DUBAI: Miss England contestant Aysha Khan took to social media recently to explain why she chose to wear a wetsuit in the optional swimsuit portion of the competition.

Khan, 21, from Lancashire posted the images of herself on Facebook wearing the wetsuit.

“I decided to enter the round this year, however I wanted to push forward the message that swimwear doesn’t necessarily mean a bikini,” the Education Studies student wrote. “Empowerment can be felt in many different ways and can be promoted in many different ways. Some women may feel more confident showing more skin and some women feel more confident showing less – the message being; empowerment is a personal feeling, and not wearing a bikini does not mean I am not confident about my body,” she captioned the post.

The contestant decided to take part in the optional round on her own terms, telling the Lancashire Telegraph, “This round is completely optional, and I didn’t want to miss out, so I submitted a photo in a surf suit. I wanted to show a different take on swimwear, and that you don’t have to wear a bikini to go to the beach.

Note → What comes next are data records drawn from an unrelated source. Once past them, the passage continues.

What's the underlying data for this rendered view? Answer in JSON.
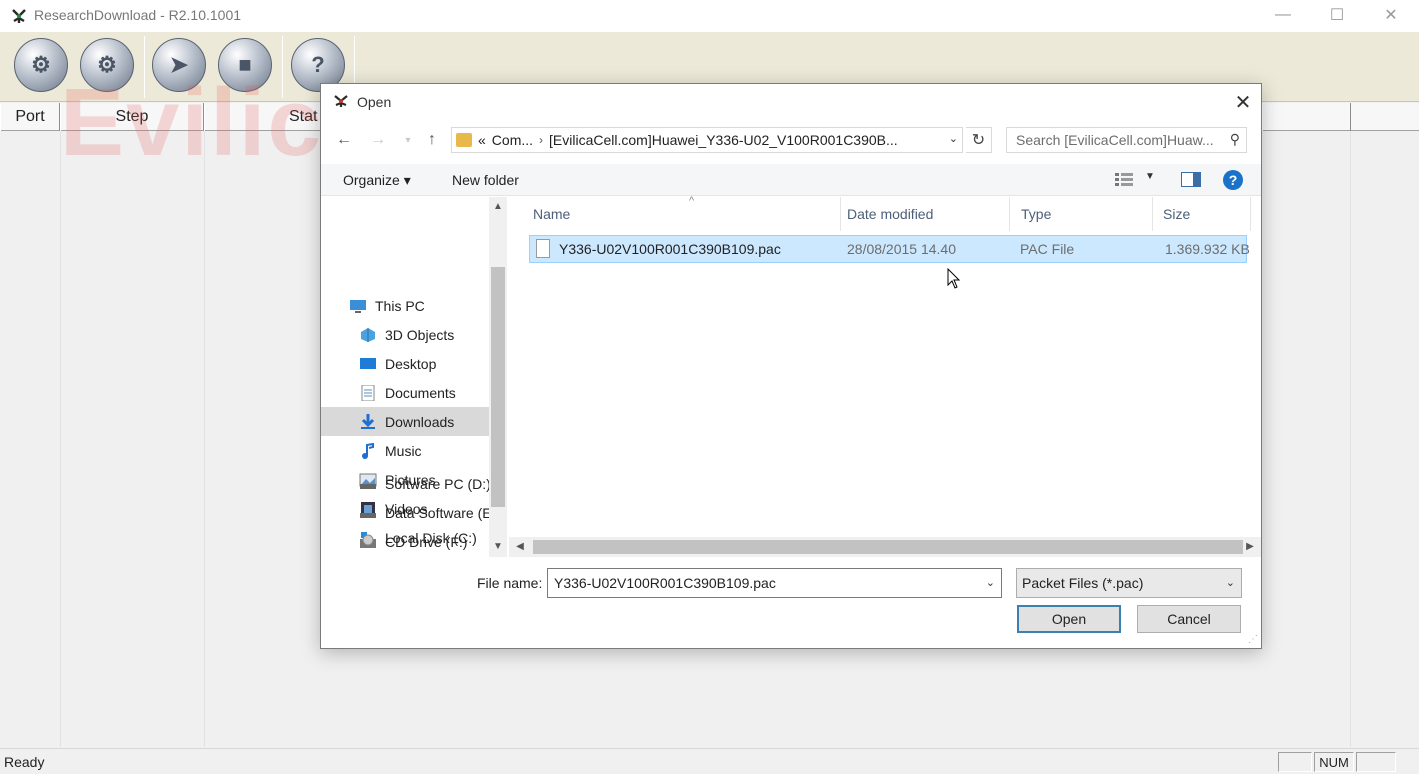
{
  "app": {
    "title": "ResearchDownload - R2.10.1001",
    "status": "Ready",
    "status_num": "NUM"
  },
  "grid": {
    "columns": [
      "Port",
      "Step",
      "Stat"
    ]
  },
  "watermark": "EvilicaCell.com",
  "dialog": {
    "title": "Open",
    "address": {
      "prefix": "«",
      "segments": [
        "Com...",
        "[EvilicaCell.com]Huawei_Y336-U02_V100R001C390B..."
      ]
    },
    "search_placeholder": "Search [EvilicaCell.com]Huaw...",
    "organize": "Organize ▾",
    "new_folder": "New folder",
    "nav_items": [
      {
        "label": "This PC",
        "icon": "this-pc-icon"
      },
      {
        "label": "3D Objects",
        "icon": "3d-objects-icon"
      },
      {
        "label": "Desktop",
        "icon": "desktop-icon"
      },
      {
        "label": "Documents",
        "icon": "documents-icon"
      },
      {
        "label": "Downloads",
        "icon": "downloads-icon"
      },
      {
        "label": "Music",
        "icon": "music-icon"
      },
      {
        "label": "Pictures",
        "icon": "pictures-icon"
      },
      {
        "label": "Videos",
        "icon": "videos-icon"
      },
      {
        "label": "Local Disk (C:)",
        "icon": "local-disk-icon"
      },
      {
        "label": "Software PC (D:)",
        "icon": "drive-icon"
      },
      {
        "label": "Data Software (E",
        "icon": "drive-icon"
      },
      {
        "label": "CD Drive (F:)",
        "icon": "cd-drive-icon"
      }
    ],
    "columns": {
      "name": "Name",
      "date": "Date modified",
      "type": "Type",
      "size": "Size"
    },
    "files": [
      {
        "name": "Y336-U02V100R001C390B109.pac",
        "date": "28/08/2015 14.40",
        "type": "PAC File",
        "size": "1.369.932 KB"
      }
    ],
    "filename_label": "File name:",
    "filename_value": "Y336-U02V100R001C390B109.pac",
    "filter": "Packet Files (*.pac)",
    "open_label": "Open",
    "cancel_label": "Cancel"
  }
}
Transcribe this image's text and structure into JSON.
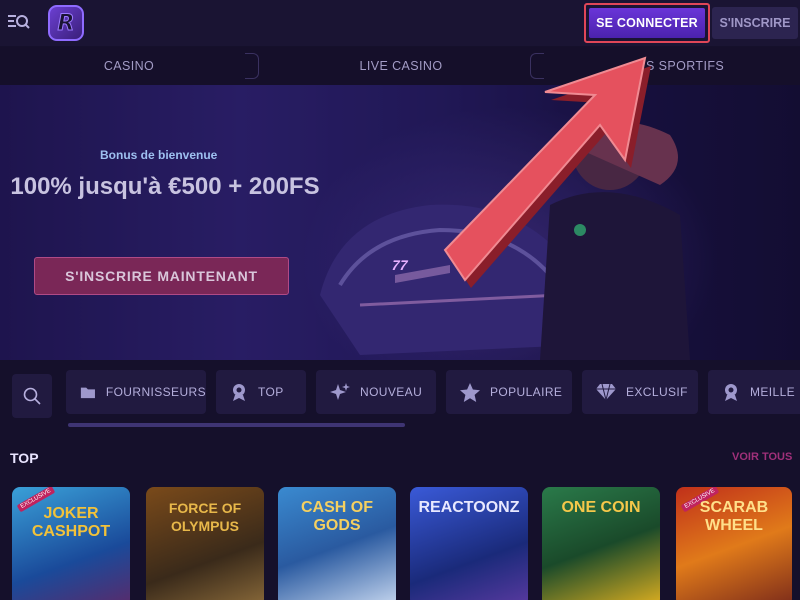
{
  "header": {
    "logo_letter": "R",
    "login_label": "SE CONNECTER",
    "register_label": "S'INSCRIRE"
  },
  "tabs": [
    "CASINO",
    "LIVE CASINO",
    "S SPORTIFS"
  ],
  "hero": {
    "bonus_label": "Bonus de bienvenue",
    "bonus_title": "100% jusqu'à €500 + 200FS",
    "cta_label": "S'INSCRIRE MAINTENANT",
    "bike_plate": "77"
  },
  "categories": [
    {
      "label": "FOURNISSEURS",
      "icon": "folder-icon"
    },
    {
      "label": "TOP",
      "icon": "medal-icon"
    },
    {
      "label": "NOUVEAU",
      "icon": "sparkle-icon"
    },
    {
      "label": "POPULAIRE",
      "icon": "star-icon"
    },
    {
      "label": "EXCLUSIF",
      "icon": "diamond-icon"
    },
    {
      "label": "MEILLE",
      "icon": "medal-icon"
    }
  ],
  "section": {
    "title": "TOP",
    "view_all": "VOIR TOUS"
  },
  "games": [
    {
      "name": "JOKER CASHPOT",
      "badge": "EXCLUSIVE"
    },
    {
      "name": "FORCE OF OLYMPUS",
      "badge": ""
    },
    {
      "name": "CASH OF GODS",
      "badge": ""
    },
    {
      "name": "REACTOONZ",
      "badge": ""
    },
    {
      "name": "ONE COIN",
      "badge": ""
    },
    {
      "name": "SCARAB WHEEL",
      "badge": "EXCLUSIVE"
    }
  ],
  "colors": {
    "accent": "#5a2fc4",
    "highlight": "#e04658",
    "cta": "#7a2757",
    "view_all": "#a0307a"
  }
}
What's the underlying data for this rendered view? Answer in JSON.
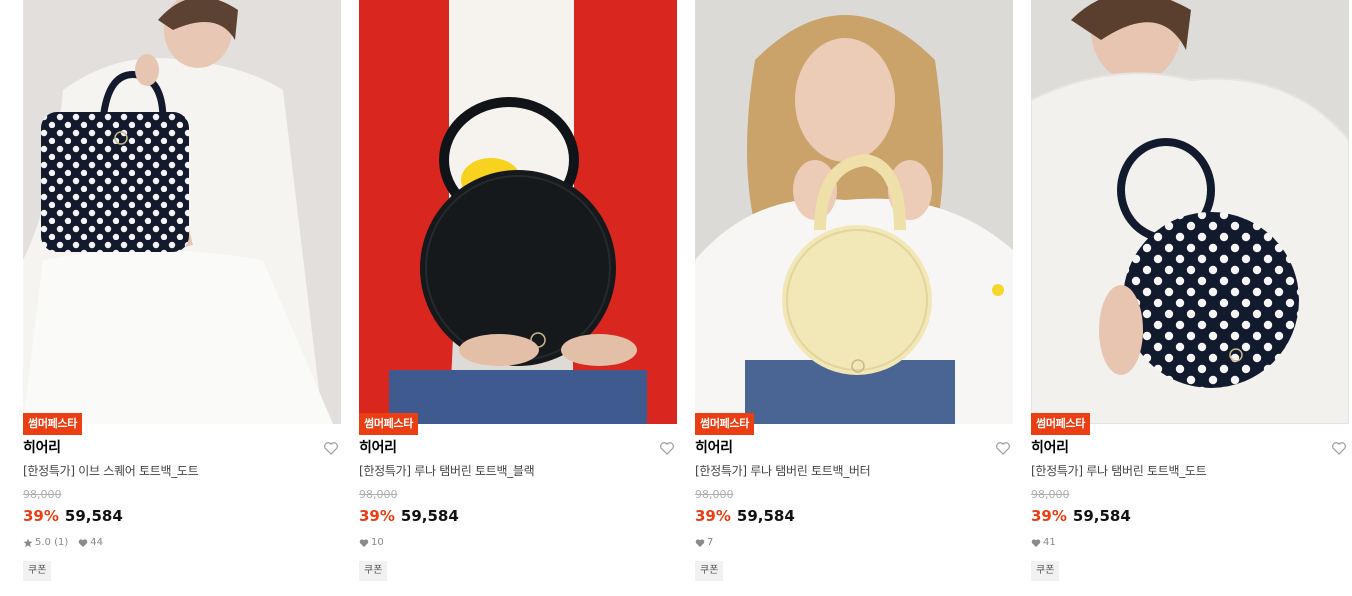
{
  "products": [
    {
      "event_badge": "썸머페스타",
      "brand": "히어리",
      "title": "[한정특가] 이브 스퀘어 토트백_도트",
      "original_price": "98,000",
      "discount": "39%",
      "price": "59,584",
      "rating": "5.0",
      "review_count": "(1)",
      "likes": "44",
      "coupon": "쿠폰",
      "image": "model holding navy polka-dot square tote bag"
    },
    {
      "event_badge": "썸머페스타",
      "brand": "히어리",
      "title": "[한정특가] 루나 탬버린 토트백_블랙",
      "original_price": "98,000",
      "discount": "39%",
      "price": "59,584",
      "rating": "",
      "review_count": "",
      "likes": "10",
      "coupon": "쿠폰",
      "image": "model holding black round tote bag"
    },
    {
      "event_badge": "썸머페스타",
      "brand": "히어리",
      "title": "[한정특가] 루나 탬버린 토트백_버터",
      "original_price": "98,000",
      "discount": "39%",
      "price": "59,584",
      "rating": "",
      "review_count": "",
      "likes": "7",
      "coupon": "쿠폰",
      "image": "model holding butter-yellow round tote bag"
    },
    {
      "event_badge": "썸머페스타",
      "brand": "히어리",
      "title": "[한정특가] 루나 탬버린 토트백_도트",
      "original_price": "98,000",
      "discount": "39%",
      "price": "59,584",
      "rating": "",
      "review_count": "",
      "likes": "41",
      "coupon": "쿠폰",
      "image": "model holding navy polka-dot round tote bag"
    }
  ],
  "colors": {
    "accent": "#ec3e13",
    "text": "#111111",
    "muted": "#8a8a8a",
    "strike": "#b0b0b0"
  },
  "icons": {
    "wishlist": "heart-outline-icon",
    "rating": "star-icon",
    "likes": "heart-filled-icon"
  }
}
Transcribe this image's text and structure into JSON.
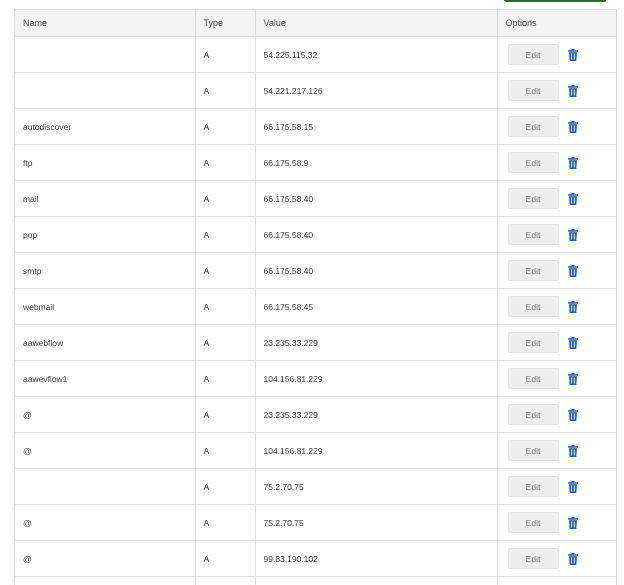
{
  "colors": {
    "trash_icon": "#1f5fb4",
    "header_bg": "#f3f3f3",
    "edit_button_bg": "#eeeeee"
  },
  "table": {
    "headers": {
      "name": "Name",
      "type": "Type",
      "value": "Value",
      "options": "Options"
    },
    "edit_label": "Edit",
    "rows": [
      {
        "name": "",
        "type": "A",
        "value": "54.225.115.32"
      },
      {
        "name": "",
        "type": "A",
        "value": "54.221.217.126"
      },
      {
        "name": "autodiscover",
        "type": "A",
        "value": "66.175.58.15"
      },
      {
        "name": "ftp",
        "type": "A",
        "value": "66.175.58.9"
      },
      {
        "name": "mail",
        "type": "A",
        "value": "66.175.58.40"
      },
      {
        "name": "pop",
        "type": "A",
        "value": "66.175.58.40"
      },
      {
        "name": "smtp",
        "type": "A",
        "value": "66.175.58.40"
      },
      {
        "name": "webmail",
        "type": "A",
        "value": "66.175.58.45"
      },
      {
        "name": "aawebflow",
        "type": "A",
        "value": "23.235.33.229"
      },
      {
        "name": "aawevflow1",
        "type": "A",
        "value": "104.156.81.229"
      },
      {
        "name": "@",
        "type": "A",
        "value": "23.235.33.229"
      },
      {
        "name": "@",
        "type": "A",
        "value": "104.156.81.229"
      },
      {
        "name": "",
        "type": "A",
        "value": "75.2.70.75"
      },
      {
        "name": "@",
        "type": "A",
        "value": "75.2.70.75"
      },
      {
        "name": "@",
        "type": "A",
        "value": "99.83.190.102"
      },
      {
        "name": "",
        "type": "",
        "value": ""
      }
    ]
  }
}
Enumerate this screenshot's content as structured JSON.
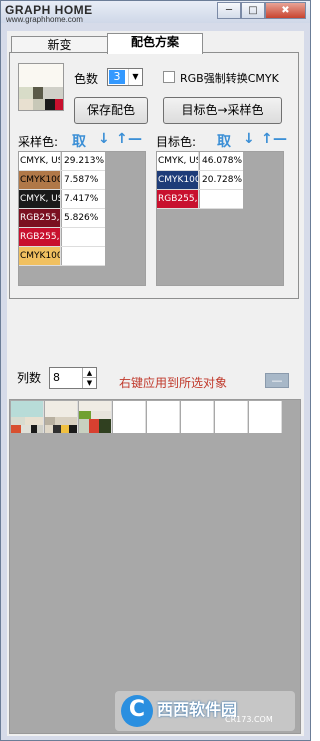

 “I think other girls can see this and realize that they can do the same. Particularly because of my background, being Muslim too, I wanted to stay true to myself,” she added.

The pageant’s winner will be crowned on August 1.